Content starts

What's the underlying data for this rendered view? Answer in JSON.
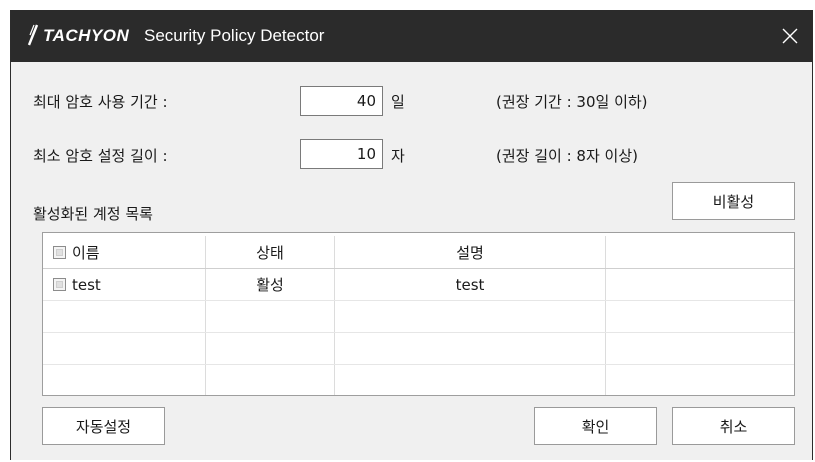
{
  "window": {
    "logo_text": "TACHYON",
    "title": "Security Policy Detector"
  },
  "policy": {
    "max_age_label": "최대 암호 사용 기간 :",
    "max_age_value": "40",
    "max_age_unit": "일",
    "max_age_hint": "(권장 기간 : 30일 이하)",
    "min_len_label": "최소 암호 설정 길이 :",
    "min_len_value": "10",
    "min_len_unit": "자",
    "min_len_hint": "(권장 길이 : 8자 이상)"
  },
  "accounts": {
    "section_label": "활성화된 계정 목록",
    "deactivate_label": "비활성",
    "columns": [
      "이름",
      "상태",
      "설명",
      ""
    ],
    "rows": [
      {
        "name": "test",
        "status": "활성",
        "description": "test",
        "checked": false
      }
    ]
  },
  "footer": {
    "auto_label": "자동설정",
    "ok_label": "확인",
    "cancel_label": "취소"
  },
  "colors": {
    "titlebar": "#2b2b2b",
    "window_bg": "#f0f0f0",
    "grid_border": "#9e9e9e"
  }
}
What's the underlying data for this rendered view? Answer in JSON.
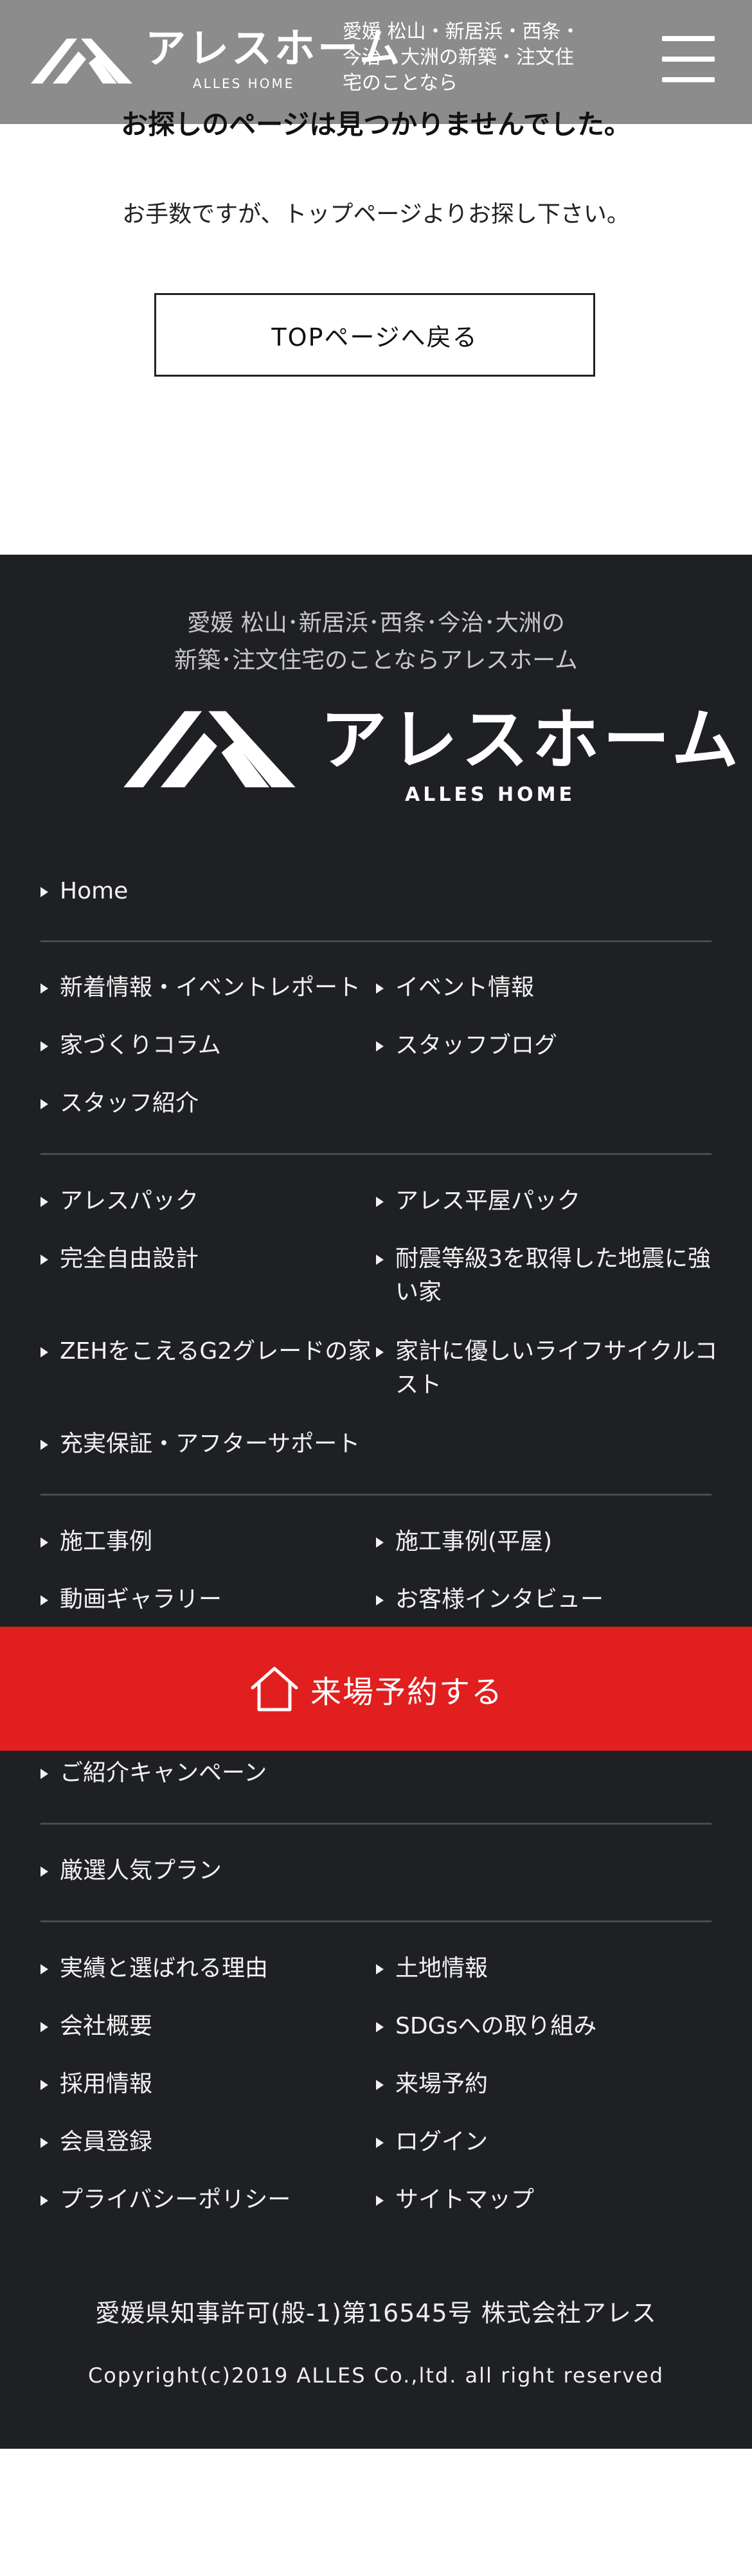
{
  "header": {
    "brand_name": "アレスホーム",
    "brand_en": "ALLES HOME",
    "tagline": "愛媛 松山・新居浜・西条・今治・大洲の新築・注文住宅のことなら",
    "logo_icon": "alles-logo-mark",
    "menu_icon": "hamburger-menu-icon"
  },
  "not_found": {
    "title": "お探しのページは見つかりませんでした。",
    "description": "お手数ですが、トップページよりお探し下さい。",
    "button": "TOPページへ戻る"
  },
  "footer": {
    "tagline_line1": "愛媛 松山･新居浜･西条･今治･大洲の",
    "tagline_line2": "新築･注文住宅のことならアレスホーム",
    "brand_name": "アレスホーム",
    "brand_en": "ALLES HOME",
    "nav": {
      "home": "Home",
      "news": "新着情報・イベントレポート",
      "events": "イベント情報",
      "column": "家づくりコラム",
      "staff_blog": "スタッフブログ",
      "staff": "スタッフ紹介",
      "alles_pack": "アレスパック",
      "hiraya_pack": "アレス平屋パック",
      "free_design": "完全自由設計",
      "earthquake_line1": "耐震等級3を取得した地震に強",
      "earthquake_line2": "い家",
      "zeh": "ZEHをこえるG2グレードの家",
      "lifecycle_line1": "家計に優しいライフサイクルコ",
      "lifecycle_line2": "スト",
      "warranty": "充実保証・アフターサポート",
      "cases": "施工事例",
      "cases_hiraya": "施工事例(平屋)",
      "video": "動画ギャラリー",
      "interview": "お客様インタビュー",
      "referral": "ご紹介キャンペーン",
      "popular_plan": "厳選人気プラン",
      "reasons": "実績と選ばれる理由",
      "land": "土地情報",
      "company": "会社概要",
      "sdgs": "SDGsへの取り組み",
      "recruit": "採用情報",
      "visit": "来場予約",
      "register": "会員登録",
      "login": "ログイン",
      "privacy": "プライバシーポリシー",
      "sitemap": "サイトマップ"
    },
    "license": "愛媛県知事許可(般-1)第16545号 株式会社アレス",
    "copyright": "Copyright(c)2019 ALLES Co.,ltd. all right reserved"
  },
  "reserve_bar": {
    "label": "来場予約する",
    "icon": "house-icon",
    "color": "#e11f1f"
  }
}
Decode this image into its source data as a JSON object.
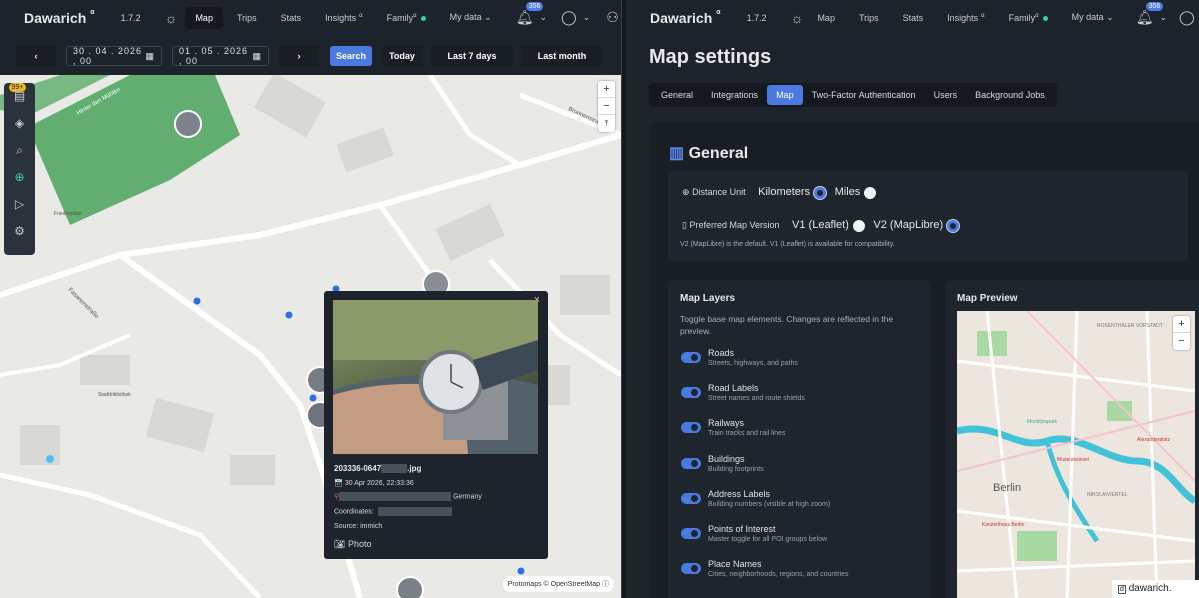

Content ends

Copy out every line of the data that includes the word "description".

__Expected output__
        "description": "test",
    "description": "お手数ですが、トップページよりお探し下さい。",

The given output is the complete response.